Last November, Gov. Kathy Hochul and state Commissioner of Agriculture Richard Ball announced round table discussions to strengthen New York’s county fairs. Oswego County Fair board members say they felt the support this year.
Tim Ridgeway Sr., vice president of the Oswego County Fair Board, said over the last few years it is harder to find sponsorships to host events, but the county has been incredibly helpful.
“They were very, very supportive this year. They jumped in with both feet and we received support this year from Cornell Cooperative Extension as well,” Ridgeway said.
Due to challenges with funding, they have had to change events over the last few years, Ridgeway said.
“We don’t do the harness racing anymore, but we brought back the tractor pulls this year and we haven’t had those since 2019,” he said.
The Oswego County Fair has been held annually since 1859 with the exceptions of 2020 and 2021 due to the COVID-19 pandemic.
Fair board President Harold Smith said despite challenges with the weather, fair attendance was good.
“On Friday when we opened, we had the wildfire smoke from Canada, and on Saturday, we had 90-degree heat, so Sunday was our golden day,” Smith said.
He believes they had approximately 5,000 visitors to the fair per day.
One purpose of county fairs is for exhibitors to qualify for the State Fair, Smith said. While the numbers were low for some livestock, others were very high.
“The numbers were down for sheep and swine, but other than that we had an open goat show that had over 100 goats competing, not just from our county, but from all New York state,” Smith said.
The Department of Agriculture and Markets supported the fair in a few different ways, Smith said.
“They had their own display in our A.G. building and they actually helped out in the agriculture building and with coordination,” Smith said. “We couldn’t ask for more. They gave us a big support.”
Commissioner of Agriculture Richard Ball said county fairs serve as a connection between urban and agricultural communities.
“It is a great opportunity to connect peple who really have been disconnected by a few generations from agriculture to kind of bring them back home again and I think that’s more relevant now than it’s probably ever been,” Ball said.
The purpose of the round table discussions, Commissioner Ball said, was to look at the agricultural impact of not just the State Fair, but of all fairs across the state.
“We put in this year’s budget, a $2 million investment to help them with marketing and promotion programs to enhance the vision of improved coordination — so we’ve got a statewide strategy for marketing the fairs,” Ball said. “There will be room for them to individually do some things, but this can help them collectively drive people to those county fairs.”
In addition, the Agricultural Infrastructure Improvement Program, which has been in place since 2016, allocates approximately $5 million per year for county fairs to make improvements to things like grandstands, buildings and water facilities.

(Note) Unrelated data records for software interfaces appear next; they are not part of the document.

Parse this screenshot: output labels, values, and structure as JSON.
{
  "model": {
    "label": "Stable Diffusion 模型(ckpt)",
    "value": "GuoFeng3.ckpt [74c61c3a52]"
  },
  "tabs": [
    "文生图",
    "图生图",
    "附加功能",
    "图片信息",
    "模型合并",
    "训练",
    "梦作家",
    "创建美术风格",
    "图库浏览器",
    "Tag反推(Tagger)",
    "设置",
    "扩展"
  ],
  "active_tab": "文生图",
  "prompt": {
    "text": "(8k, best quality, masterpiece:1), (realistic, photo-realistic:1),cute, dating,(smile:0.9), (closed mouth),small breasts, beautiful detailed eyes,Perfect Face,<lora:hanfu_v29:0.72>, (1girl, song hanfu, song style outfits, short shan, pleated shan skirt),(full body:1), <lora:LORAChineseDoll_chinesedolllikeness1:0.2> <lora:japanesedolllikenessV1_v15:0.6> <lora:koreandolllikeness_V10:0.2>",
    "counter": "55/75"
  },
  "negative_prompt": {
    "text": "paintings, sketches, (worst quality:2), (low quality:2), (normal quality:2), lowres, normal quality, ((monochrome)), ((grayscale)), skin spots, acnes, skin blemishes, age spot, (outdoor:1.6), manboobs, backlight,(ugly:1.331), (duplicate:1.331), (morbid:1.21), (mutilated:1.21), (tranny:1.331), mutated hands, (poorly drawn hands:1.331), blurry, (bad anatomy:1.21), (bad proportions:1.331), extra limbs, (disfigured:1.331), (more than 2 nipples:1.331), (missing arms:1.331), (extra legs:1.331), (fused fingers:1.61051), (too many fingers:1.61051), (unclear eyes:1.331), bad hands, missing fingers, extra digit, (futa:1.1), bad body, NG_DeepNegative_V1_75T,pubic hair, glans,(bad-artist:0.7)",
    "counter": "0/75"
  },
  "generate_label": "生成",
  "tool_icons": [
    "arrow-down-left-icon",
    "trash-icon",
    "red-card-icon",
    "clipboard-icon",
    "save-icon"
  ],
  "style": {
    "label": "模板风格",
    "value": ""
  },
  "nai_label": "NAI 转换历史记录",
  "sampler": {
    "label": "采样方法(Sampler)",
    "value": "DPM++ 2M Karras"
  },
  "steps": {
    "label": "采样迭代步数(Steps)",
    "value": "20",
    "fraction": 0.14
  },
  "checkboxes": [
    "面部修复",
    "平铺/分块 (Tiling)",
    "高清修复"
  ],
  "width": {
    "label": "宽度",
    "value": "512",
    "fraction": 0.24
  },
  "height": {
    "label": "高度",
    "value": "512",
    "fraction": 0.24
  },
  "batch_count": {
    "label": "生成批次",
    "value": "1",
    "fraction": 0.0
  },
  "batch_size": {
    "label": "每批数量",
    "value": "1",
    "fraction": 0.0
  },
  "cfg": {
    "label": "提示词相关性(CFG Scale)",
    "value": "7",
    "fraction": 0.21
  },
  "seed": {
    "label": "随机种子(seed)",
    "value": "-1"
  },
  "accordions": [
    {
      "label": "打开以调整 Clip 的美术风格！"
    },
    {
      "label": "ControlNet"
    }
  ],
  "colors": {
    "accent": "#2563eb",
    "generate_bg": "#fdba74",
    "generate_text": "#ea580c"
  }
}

Commissioner Ball said they would like to continue to expand county fairs, Future Farmers of America and 4H programs, and the number of agricultural teachers available in New York state to continue encouraging young people to enter the industry.
“Frankly, a lesson we learned from the pandemic is that we need a pretty resilient and responsive food system here in New York and this is a vehicle to communicate to young people and perhaps interested in careers, not just milking cows or growing vegetables, but actually being part of the food system which includes many more things,” Ball said.